__Work task__
Please set down each record exactly as it appears, but leave out any pictures.

Interface dataset entries
-----
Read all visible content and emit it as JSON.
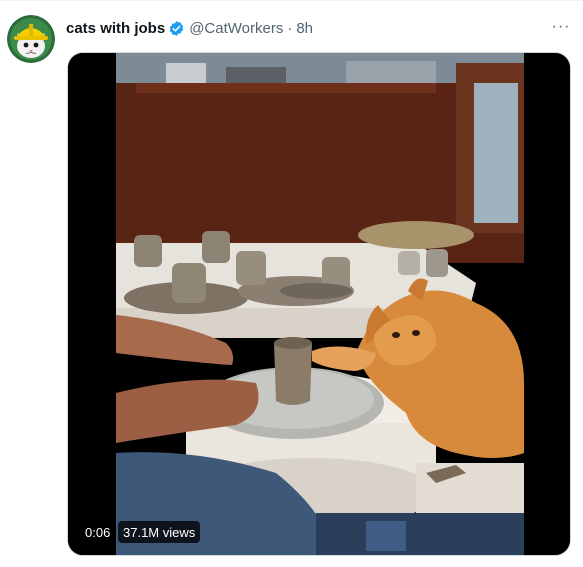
{
  "tweet": {
    "author_name": "cats with jobs",
    "handle": "@CatWorkers",
    "separator": "·",
    "time_ago": "8h",
    "more_label": "···",
    "verified_icon": "verified-badge-icon",
    "avatar_icon": "cat-in-hardhat-avatar"
  },
  "video": {
    "elapsed": "0:06",
    "views": "37.1M views",
    "content_icon": "cat-at-pottery-wheel-video"
  },
  "colors": {
    "text": "#0f1419",
    "secondary": "#536471",
    "verified": "#1d9bf0",
    "badge_bg": "#000000",
    "avatar_helmet": "#f5d000"
  }
}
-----
__Response area__
Read all visible content and emit it as JSON.
{
  "tweet": {
    "author_name": "cats with jobs",
    "handle": "@CatWorkers",
    "separator": "·",
    "time_ago": "8h",
    "more_label": "···",
    "verified_icon": "verified-badge-icon",
    "avatar_icon": "cat-in-hardhat-avatar"
  },
  "video": {
    "elapsed": "0:06",
    "views": "37.1M views",
    "content_icon": "cat-at-pottery-wheel-video"
  },
  "colors": {
    "text": "#0f1419",
    "secondary": "#536471",
    "verified": "#1d9bf0",
    "badge_bg": "#000000",
    "avatar_helmet": "#f5d000"
  }
}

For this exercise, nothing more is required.